[Website and app data records]
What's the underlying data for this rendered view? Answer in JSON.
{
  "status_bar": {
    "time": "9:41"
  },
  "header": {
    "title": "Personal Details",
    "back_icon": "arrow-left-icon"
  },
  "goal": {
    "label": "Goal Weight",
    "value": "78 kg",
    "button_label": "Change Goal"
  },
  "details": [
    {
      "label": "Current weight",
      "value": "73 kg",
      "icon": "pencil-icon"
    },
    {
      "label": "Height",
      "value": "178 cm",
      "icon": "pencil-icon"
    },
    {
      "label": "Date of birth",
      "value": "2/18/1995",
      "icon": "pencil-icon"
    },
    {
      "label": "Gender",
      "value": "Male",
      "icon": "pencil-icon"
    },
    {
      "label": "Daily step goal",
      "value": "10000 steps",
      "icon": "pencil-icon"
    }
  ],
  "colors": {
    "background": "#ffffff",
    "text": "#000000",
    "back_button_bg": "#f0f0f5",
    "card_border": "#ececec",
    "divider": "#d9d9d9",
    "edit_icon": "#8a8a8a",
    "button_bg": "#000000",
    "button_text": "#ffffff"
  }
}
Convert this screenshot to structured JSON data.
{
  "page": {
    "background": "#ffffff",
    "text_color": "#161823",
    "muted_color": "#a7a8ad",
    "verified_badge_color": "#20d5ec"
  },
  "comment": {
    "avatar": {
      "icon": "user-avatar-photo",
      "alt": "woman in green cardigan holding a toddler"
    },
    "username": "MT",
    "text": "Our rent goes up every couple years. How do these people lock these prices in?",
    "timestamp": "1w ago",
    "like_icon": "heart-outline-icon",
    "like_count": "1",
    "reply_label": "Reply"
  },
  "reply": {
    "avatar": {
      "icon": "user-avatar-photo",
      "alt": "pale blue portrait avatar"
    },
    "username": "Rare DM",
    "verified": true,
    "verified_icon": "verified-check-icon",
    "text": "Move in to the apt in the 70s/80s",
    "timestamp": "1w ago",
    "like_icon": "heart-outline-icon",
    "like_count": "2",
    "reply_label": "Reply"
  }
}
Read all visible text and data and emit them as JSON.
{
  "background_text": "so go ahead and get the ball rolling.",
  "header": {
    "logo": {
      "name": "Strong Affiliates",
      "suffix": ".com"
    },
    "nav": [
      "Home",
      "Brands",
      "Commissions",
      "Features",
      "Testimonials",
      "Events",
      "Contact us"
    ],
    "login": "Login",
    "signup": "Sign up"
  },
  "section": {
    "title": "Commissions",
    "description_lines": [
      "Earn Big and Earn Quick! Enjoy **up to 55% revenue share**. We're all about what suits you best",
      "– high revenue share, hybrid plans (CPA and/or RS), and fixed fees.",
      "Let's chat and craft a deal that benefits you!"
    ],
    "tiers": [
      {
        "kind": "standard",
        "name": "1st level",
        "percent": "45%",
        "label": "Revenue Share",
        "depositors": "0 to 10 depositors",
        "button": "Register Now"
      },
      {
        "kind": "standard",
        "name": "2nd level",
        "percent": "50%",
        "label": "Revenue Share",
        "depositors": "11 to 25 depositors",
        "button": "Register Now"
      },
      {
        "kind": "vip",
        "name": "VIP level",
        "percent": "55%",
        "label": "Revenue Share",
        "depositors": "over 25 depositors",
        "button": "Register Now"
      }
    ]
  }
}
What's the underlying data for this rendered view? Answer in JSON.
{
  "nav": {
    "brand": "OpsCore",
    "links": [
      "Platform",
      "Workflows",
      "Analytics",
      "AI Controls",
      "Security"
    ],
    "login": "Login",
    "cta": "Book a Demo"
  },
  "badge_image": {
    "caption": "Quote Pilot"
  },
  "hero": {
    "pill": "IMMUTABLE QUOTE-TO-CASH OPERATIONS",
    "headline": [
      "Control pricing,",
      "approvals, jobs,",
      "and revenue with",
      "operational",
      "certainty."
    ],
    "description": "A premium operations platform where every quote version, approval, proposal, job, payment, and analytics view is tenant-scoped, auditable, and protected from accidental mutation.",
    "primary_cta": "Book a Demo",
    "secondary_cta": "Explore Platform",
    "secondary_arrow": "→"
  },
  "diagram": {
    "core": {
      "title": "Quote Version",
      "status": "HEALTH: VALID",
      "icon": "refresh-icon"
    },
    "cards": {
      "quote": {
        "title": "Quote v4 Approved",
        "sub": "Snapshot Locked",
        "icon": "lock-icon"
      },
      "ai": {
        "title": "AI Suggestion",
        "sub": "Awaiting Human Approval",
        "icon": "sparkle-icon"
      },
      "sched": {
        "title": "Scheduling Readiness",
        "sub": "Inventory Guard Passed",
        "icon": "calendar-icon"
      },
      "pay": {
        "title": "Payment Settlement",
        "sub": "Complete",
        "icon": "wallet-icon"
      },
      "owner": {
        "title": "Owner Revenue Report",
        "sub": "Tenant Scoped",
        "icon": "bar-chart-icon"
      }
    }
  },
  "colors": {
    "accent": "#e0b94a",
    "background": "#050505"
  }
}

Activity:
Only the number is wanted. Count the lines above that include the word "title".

Response:
8